China has become increasingly powerful and prominent across Africa over the past two decades. Through President Xi Jinping's flagship Belt and Road Initiative, China has loaned more than $143 billion to African countries since 2000, to build highways, dams, stadiums, airports and skyscrapers. In addition, more and more African children, from Kenya to Uganda to South Africa, are learning Chinese as part of their country’s nationwide education reforms. The Confucius Institute, a non-profit organization partially-funded by the Chinese government, works to promote Chinese language and culture in 48 centers across the African continent and Mandarin, many African Education Ministries feel, will provide these students with better university education and future job prospects, in both China and Africa. Is this growing influence in Africa a new form of colonization, as China wields its economic and educational influence across the African continent, in order to create hundreds of new Chinese ports, and to extract billions of dollars in minerals each year?

Past, Present & Future Genocides: The Perils of Indifference

In the past 150 years, tens of millions of innocent men, women and children have lost their lives in genocides or mass atrocities.

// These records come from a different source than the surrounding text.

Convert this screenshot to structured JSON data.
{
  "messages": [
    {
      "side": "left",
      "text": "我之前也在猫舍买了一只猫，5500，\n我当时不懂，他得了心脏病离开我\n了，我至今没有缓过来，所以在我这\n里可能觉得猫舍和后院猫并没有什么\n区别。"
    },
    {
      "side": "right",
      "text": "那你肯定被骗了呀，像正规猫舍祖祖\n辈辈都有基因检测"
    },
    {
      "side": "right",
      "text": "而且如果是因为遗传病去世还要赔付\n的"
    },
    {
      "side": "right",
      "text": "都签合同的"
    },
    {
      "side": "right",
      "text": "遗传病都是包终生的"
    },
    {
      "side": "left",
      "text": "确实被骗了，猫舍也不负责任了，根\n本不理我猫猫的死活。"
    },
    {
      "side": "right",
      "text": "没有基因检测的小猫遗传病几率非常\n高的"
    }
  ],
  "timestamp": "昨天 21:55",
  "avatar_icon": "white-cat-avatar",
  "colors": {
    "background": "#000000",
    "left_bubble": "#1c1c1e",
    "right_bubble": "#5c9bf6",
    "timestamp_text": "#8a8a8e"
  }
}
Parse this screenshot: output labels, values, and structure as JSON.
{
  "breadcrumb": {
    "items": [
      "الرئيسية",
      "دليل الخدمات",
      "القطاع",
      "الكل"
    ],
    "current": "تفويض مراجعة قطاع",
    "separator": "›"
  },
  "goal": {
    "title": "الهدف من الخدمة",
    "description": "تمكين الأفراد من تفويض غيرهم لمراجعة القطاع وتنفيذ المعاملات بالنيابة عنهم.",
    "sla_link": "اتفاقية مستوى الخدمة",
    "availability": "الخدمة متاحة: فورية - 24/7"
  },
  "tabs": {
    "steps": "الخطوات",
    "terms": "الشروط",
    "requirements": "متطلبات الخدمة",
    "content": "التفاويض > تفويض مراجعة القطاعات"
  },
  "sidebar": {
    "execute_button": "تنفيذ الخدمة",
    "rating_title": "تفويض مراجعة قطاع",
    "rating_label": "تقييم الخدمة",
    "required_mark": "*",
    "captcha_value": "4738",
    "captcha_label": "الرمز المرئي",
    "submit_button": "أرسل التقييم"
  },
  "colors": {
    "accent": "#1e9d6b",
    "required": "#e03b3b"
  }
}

From Armenia to the Holocaust, from Cambodia to Bosnia, and from Rwanda to Darfur, millions have been tortured, raped, killed or forced from their homes. Is Syria next? These past genocides and mass atrocities represent just some of the historic examples that serve to remind us what is at stake if we let genocide happen again. We must fulfill the promise the world made following the Holocaust: "Never again!" by remembering these atrocities, learning from them - and taking action to prevent genocide once and for all.

The Urgent Need for a US K-12 Cybersecurity Education Program

Each day, DarkSide, REvil, and other cybercriminal hacking groups threaten US corporations and government agencies with ransomware attacks. The US must invest in the creation of a National Cybersecurity Education Center (NCEC) for K-12 educators and students, in order to tap a precious national resource - child prodigies in the field of cybersecurity - now and for decades to come. We can learn exactly how to do so from Israel, where the Cyber Education Center (CEC) successfully increases the number and raises the level of young, cyber savvy Israelis for their future integration into the Israeli security services, industry and the academic world.